“This new funding, alongside the new grants of up to £6,000 we announced earlier this week, will support the sector as we together face this difficult time.”

“We’ve supported the cultural sector throughout the pandemic, and we’ll continue to do so.” 


The extra monies, out of the $2.7 billion (£2 billion) Cultural Recovery Fund pot is set to support museums, cinemas, theaters and heritage organizations, perhaps indicating restrictions may hit the U.K. that will further hinder indoor gatherings and events. 

The U.K. government’s total £400 billion COVID-19 support package is said to be continuing aiding businesses until Spring of 2022 but will consider extending depending on the circumstances surrounding the development of the virus.

Sir Nicholas Serota, Chair of Arts Council England, added, “We are once again grateful to government for their support and investment which continues on an unprecedented scale to meet the challenges facing our arts and cultural organisations and creative freelancers.”

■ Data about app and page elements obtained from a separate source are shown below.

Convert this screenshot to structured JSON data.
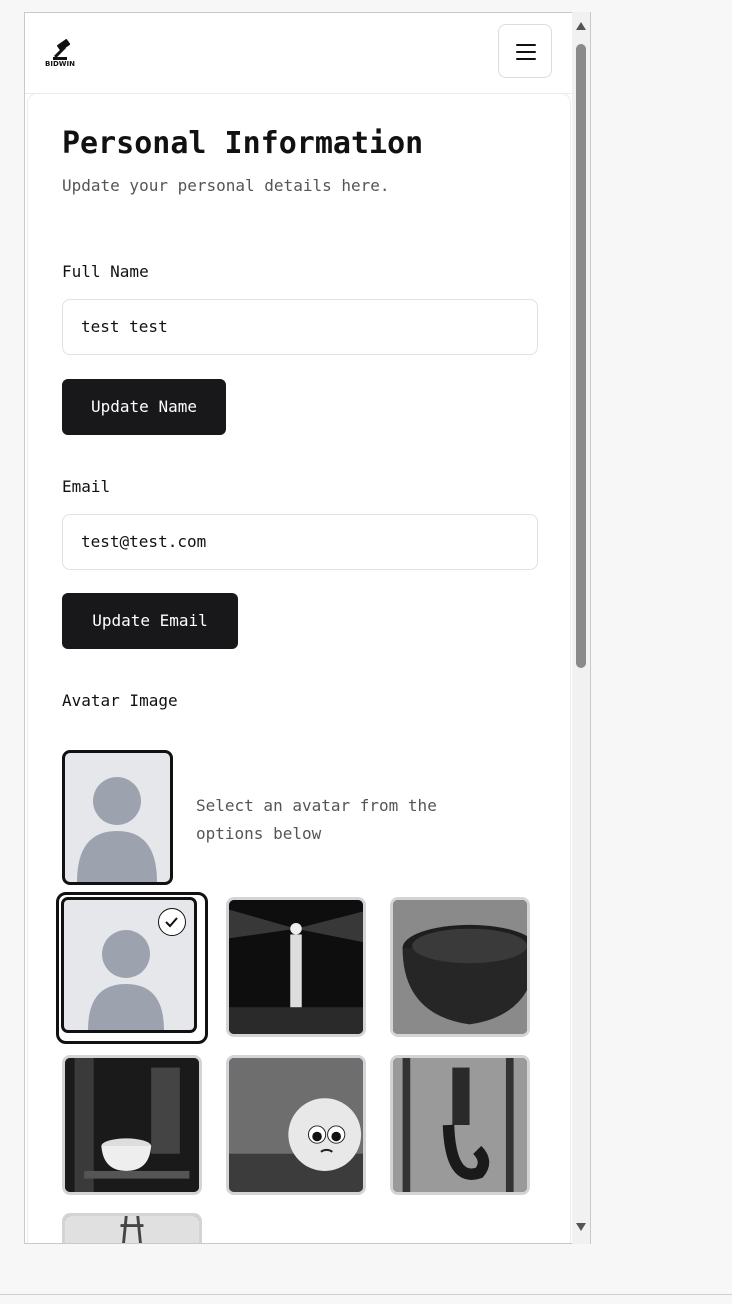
{
  "header": {
    "logo_text": "BIDWIN",
    "menu_icon": "hamburger-menu-icon"
  },
  "page": {
    "title": "Personal Information",
    "subtitle": "Update your personal details here."
  },
  "name_section": {
    "label": "Full Name",
    "value": "test test",
    "button": "Update Name"
  },
  "email_section": {
    "label": "Email",
    "value": "test@test.com",
    "button": "Update Email"
  },
  "avatar_section": {
    "label": "Avatar Image",
    "hint": "Select an avatar from the options below",
    "options": [
      {
        "name": "default-avatar",
        "selected": true
      },
      {
        "name": "lighthouse-at-night",
        "selected": false
      },
      {
        "name": "dark-bowl-closeup",
        "selected": false
      },
      {
        "name": "espresso-machine-cup",
        "selected": false
      },
      {
        "name": "worried-face-ball",
        "selected": false
      },
      {
        "name": "crane-hook-chains",
        "selected": false
      },
      {
        "name": "power-line-tower",
        "selected": false
      }
    ]
  },
  "colors": {
    "button_bg": "#18181b",
    "avatar_bg": "#e5e7eb",
    "avatar_figure": "#9ca3af"
  }
}
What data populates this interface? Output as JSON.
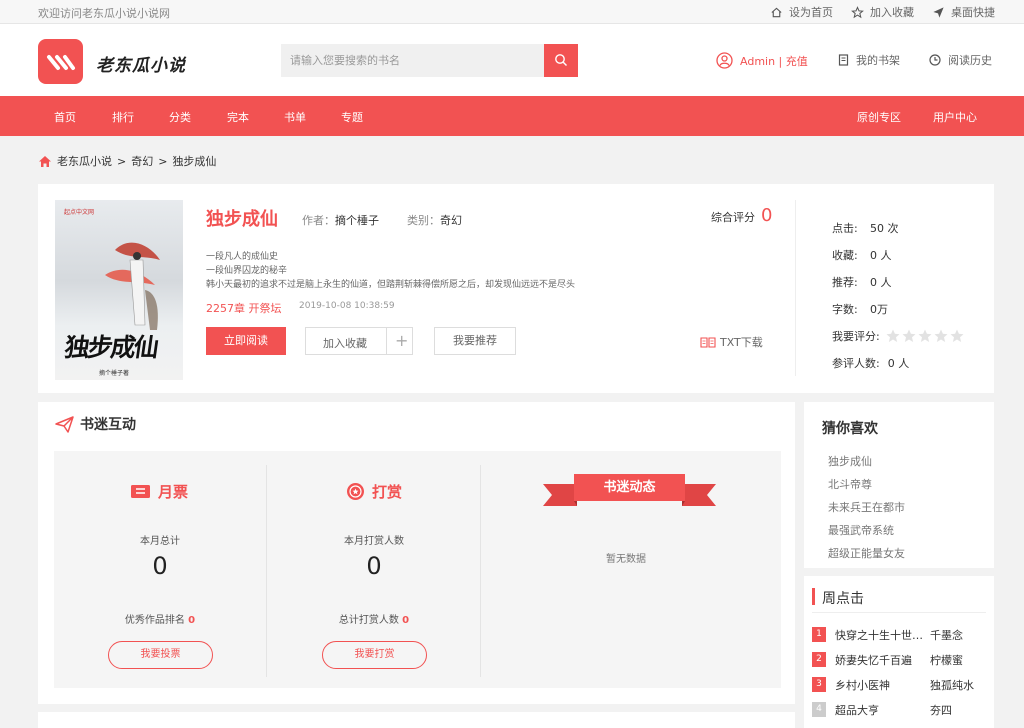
{
  "topbar": {
    "welcome": "欢迎访问老东瓜小说小说网",
    "links": [
      "设为首页",
      "加入收藏",
      "桌面快捷"
    ]
  },
  "header": {
    "logo_text": "老东瓜小说",
    "search_placeholder": "请输入您要搜索的书名",
    "user": "Admin | 充值",
    "shelf": "我的书架",
    "history": "阅读历史"
  },
  "nav": {
    "items": [
      "首页",
      "排行",
      "分类",
      "完本",
      "书单",
      "专题"
    ],
    "right": [
      "原创专区",
      "用户中心"
    ]
  },
  "breadcrumb": {
    "home": "老东瓜小说",
    "sep": ">",
    "category": "奇幻",
    "book": "独步成仙"
  },
  "book": {
    "title": "独步成仙",
    "author_label": "作者：",
    "author": "摘个棰子",
    "category_label": "类别：",
    "category": "奇幻",
    "score_label": "综合评分",
    "score": "0",
    "intro": [
      "一段凡人的成仙史",
      "一段仙界囚龙的秘辛",
      "韩小天最初的追求不过是脑上永生的仙道，但踏荆斩棘得偿所愿之后，却发现仙远远不是尽头"
    ],
    "latest": "2257章 开祭坛",
    "latest_time": "2019-10-08 10:38:59",
    "cover_publisher": "起点中文网",
    "cover_title": "独步成仙",
    "cover_author": "摘个棰子著",
    "buttons": {
      "read": "立即阅读",
      "collect": "加入收藏",
      "plus": "+",
      "recommend": "我要推荐",
      "txt": "TXT下载"
    },
    "stats": [
      {
        "label": "点击:",
        "value": "50 次"
      },
      {
        "label": "收藏:",
        "value": "0 人"
      },
      {
        "label": "推荐:",
        "value": "0 人"
      },
      {
        "label": "字数:",
        "value": "0万"
      }
    ],
    "rate_label": "我要评分:",
    "rating": 0,
    "voters_label": "参评人数:",
    "voters": "0 人"
  },
  "interaction": {
    "title": "书迷互动",
    "monthly": {
      "title": "月票",
      "sub": "本月总计",
      "num": "0",
      "rank_label": "优秀作品排名",
      "rank": "0",
      "button": "我要投票"
    },
    "reward": {
      "title": "打赏",
      "sub": "本月打赏人数",
      "num": "0",
      "rank_label": "总计打赏人数",
      "rank": "0",
      "button": "我要打赏"
    },
    "fans": {
      "title": "书迷动态",
      "empty": "暂无数据"
    }
  },
  "sidebar": {
    "guess_title": "猜你喜欢",
    "guess": [
      "独步成仙",
      "北斗帝尊",
      "未来兵王在都市",
      "最强武帝系统",
      "超级正能量女友"
    ],
    "weekly_title": "周点击",
    "weekly": [
      {
        "rank": "1",
        "name": "快穿之十生十世…",
        "author": "千墨念"
      },
      {
        "rank": "2",
        "name": "娇妻失忆千百遍",
        "author": "柠檬蜜"
      },
      {
        "rank": "3",
        "name": "乡村小医神",
        "author": "独孤纯水"
      },
      {
        "rank": "4",
        "name": "超品大亨",
        "author": "夯四"
      }
    ]
  },
  "colors": {
    "accent": "#f25252",
    "rank_top": "#f25252",
    "rank_other": "#cccccc"
  }
}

“We will work closely with the government to deliver funding at pace and will continue to support freelancers and cultural organisations to explore all available funding to help navigate these difficult times.”

Source: Forbes

Share this
You May Also Like

Expansion of short-term BTC holders suggests ‘final flush’ of sellers

A recent spike in short-term Bitcoin (BTC) holders could signal a “final…

American Airlines Agrees to Buy 20 Boom Supersonic Jets

American Airlines Group agreed to buy 20 planes from Boom Supersonic, betting…

If Biden Extends Student Loan Relief, Expect These 5 Things

President Joe Biden (Photo by Nathan Howard/Getty Images) Getty Images Here’s what…

We Must Must Build A Lot More Natural Gas Pipelines

NEW YORK, NY – OCTOBER 15: A trader works on the floor…

Celebrities called out for shilling NFTs: Nifty Newsletter, Aug 10–16

In this week’s newsletter, read about how Justin Bieber, along with other…

SkyNano Startup To Convert CO2 Into Solid Carbon: Part 1

The smoke stacks at American Electric Power’s (AEP) Mountaineer coal power plant…

Weak Yen Aids Toyota, Other Big Japanese Companies

TOKYO—The yen’s historic fall is boosting sales and profits at top Japanese…

WWE’s Board Finds Vince McMahon Paid $5 Million to Donald Trump’s Charity

Contributions totaling $5 million to Donald Trump’s charity in 2007 and 2009…